We are in a new era of computing. We passed the PC age a couple of years ago, and mobility has taken the post-PC era into another realm. The days of only PCs and servers speaking to each other over networks are over. The internet has been democratised and there are far more internet solutions available to us.
Primarily driven by consumers and mobility, today we have more connected devices than ever before, and these devices are talking to each other, sharing a plethora of valuable data. If we had to count all the devices connected to the internet at the moment, you are looking at around two billion connections that include computers, servers, and mobile devices. “The Internet of Things” (IoT) has become mainstream. The term was coined by the British technology pioneer Kevin Ashton, who proposed it back in 1999.

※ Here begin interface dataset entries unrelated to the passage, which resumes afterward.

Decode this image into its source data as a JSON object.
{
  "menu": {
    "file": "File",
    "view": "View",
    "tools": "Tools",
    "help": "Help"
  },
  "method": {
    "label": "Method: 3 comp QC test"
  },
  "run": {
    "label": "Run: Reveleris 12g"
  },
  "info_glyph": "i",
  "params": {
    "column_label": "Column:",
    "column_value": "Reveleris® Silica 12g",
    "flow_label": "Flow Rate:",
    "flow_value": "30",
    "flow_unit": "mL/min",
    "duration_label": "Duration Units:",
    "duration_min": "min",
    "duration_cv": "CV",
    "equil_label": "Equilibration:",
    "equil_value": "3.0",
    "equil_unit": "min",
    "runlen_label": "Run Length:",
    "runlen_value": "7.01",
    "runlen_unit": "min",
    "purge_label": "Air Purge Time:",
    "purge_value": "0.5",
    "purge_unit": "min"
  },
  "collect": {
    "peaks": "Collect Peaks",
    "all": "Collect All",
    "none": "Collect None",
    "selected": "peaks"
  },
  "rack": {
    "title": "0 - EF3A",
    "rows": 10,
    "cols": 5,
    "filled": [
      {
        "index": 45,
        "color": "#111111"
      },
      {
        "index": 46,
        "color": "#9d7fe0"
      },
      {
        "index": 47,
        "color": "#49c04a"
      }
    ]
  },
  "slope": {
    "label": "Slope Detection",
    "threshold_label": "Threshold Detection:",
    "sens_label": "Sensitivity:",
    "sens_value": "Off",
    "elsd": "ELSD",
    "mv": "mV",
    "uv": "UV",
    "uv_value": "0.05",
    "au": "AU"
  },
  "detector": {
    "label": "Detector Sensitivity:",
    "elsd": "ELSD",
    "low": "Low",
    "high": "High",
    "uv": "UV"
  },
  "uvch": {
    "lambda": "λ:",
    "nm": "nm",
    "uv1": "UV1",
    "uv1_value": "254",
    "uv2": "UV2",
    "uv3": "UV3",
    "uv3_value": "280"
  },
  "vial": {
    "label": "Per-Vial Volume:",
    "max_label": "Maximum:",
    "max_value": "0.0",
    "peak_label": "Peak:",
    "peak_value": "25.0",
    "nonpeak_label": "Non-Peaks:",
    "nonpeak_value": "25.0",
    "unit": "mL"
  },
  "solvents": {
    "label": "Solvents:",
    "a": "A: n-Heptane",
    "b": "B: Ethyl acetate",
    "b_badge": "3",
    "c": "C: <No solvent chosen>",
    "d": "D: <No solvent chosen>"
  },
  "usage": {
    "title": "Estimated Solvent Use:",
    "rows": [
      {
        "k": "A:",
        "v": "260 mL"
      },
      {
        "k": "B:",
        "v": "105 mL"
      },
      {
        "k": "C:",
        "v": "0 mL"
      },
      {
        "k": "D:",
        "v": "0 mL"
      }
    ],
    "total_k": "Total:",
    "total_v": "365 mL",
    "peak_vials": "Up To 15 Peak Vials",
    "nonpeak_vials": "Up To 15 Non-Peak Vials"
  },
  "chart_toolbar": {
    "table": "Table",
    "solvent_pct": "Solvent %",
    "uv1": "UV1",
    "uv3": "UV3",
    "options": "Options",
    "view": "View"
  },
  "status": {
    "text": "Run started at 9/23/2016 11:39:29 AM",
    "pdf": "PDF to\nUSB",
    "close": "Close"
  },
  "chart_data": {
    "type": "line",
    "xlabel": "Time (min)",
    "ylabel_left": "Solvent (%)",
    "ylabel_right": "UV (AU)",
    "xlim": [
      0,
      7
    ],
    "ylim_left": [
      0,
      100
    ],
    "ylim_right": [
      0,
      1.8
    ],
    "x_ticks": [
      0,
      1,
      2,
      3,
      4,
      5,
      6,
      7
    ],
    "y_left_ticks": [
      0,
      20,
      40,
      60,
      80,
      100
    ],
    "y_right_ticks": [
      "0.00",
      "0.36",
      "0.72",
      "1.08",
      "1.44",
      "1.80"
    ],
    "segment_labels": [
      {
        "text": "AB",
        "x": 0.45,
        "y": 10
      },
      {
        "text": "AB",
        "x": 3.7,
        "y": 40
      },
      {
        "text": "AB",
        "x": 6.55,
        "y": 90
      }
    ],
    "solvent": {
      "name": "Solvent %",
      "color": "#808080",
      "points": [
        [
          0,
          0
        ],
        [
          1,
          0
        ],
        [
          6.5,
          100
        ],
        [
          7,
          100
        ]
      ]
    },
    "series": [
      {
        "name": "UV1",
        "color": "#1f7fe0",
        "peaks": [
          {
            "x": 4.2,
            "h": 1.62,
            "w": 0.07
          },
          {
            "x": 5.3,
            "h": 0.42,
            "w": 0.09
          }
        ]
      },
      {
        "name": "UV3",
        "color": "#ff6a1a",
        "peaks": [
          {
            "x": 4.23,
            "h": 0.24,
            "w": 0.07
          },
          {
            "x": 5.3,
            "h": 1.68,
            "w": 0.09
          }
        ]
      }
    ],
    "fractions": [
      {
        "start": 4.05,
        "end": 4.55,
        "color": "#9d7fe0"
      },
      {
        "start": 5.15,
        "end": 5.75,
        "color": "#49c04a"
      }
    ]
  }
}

So what exactly is this “Internet of Things”, and why should we care? Well it is a big deal and businesses should care about the impact that this will have in the next decade. With the size of technology shrinking the way it has over the last three decades, communication devices, sensors, and chips have become so miniscule that they can now be embedded into things, turning them into a valuable resource of real-time information. The IoT is more than just an evolution of the internet. It is seen as a major transformation of the internet as we know it.
We are already seeing the rise of this evolution in the automotive industry. Insurance companies are putting telemetry systems to read your driving habits and your insurance premiums are determined by the way you drive. It goes even further than this. Through the digitisation of the IoT, a new economy of business models is being created across many segments. These connected “objects” will be embedded in almost everything we use in our daily lives.
Imagine if every appliance and electronic device in our homes had a sensor that spoke to the internet and shared information like electricity consumption. By being connected together, smart electricity grids would be able to prioritise energy usage in a far more efficient manner.
For manufacturing, being able to track materials and components in real time will lead to significant efficiencies and cost reductions in many organisations.
The medical field is another market that will see huge benefits from the IoT. They are designing slippers with sensors for example, which will be able to track the elderly and detect falls. Special clothing will keep track of our heart rates and blood pressure in real time.
Mark Hung, the former Vice President of global research and advisory firm Gartner, has predicted that, by 2020, 20 billion devices will be connected to the internet. He also states, “the IoT will have a great impact on the economy by transforming many enterprises into digital businesses and facilitating new business models, improving efficiency and increasing employee and customer engagement.”
But all of this comes with its own challenges. Businesses will need to equip themselves with the correct analysis tools to manage this tsunami of data and make sense of it.
The internet is, all of a sudden, developing a central nervous system that will be able to provide valuable information and predict situations before they happen. The IoT is coming at businesses faster than most people think, and those who aren’t prepared will not be as agile as they would like to be in a fast-changing technological world.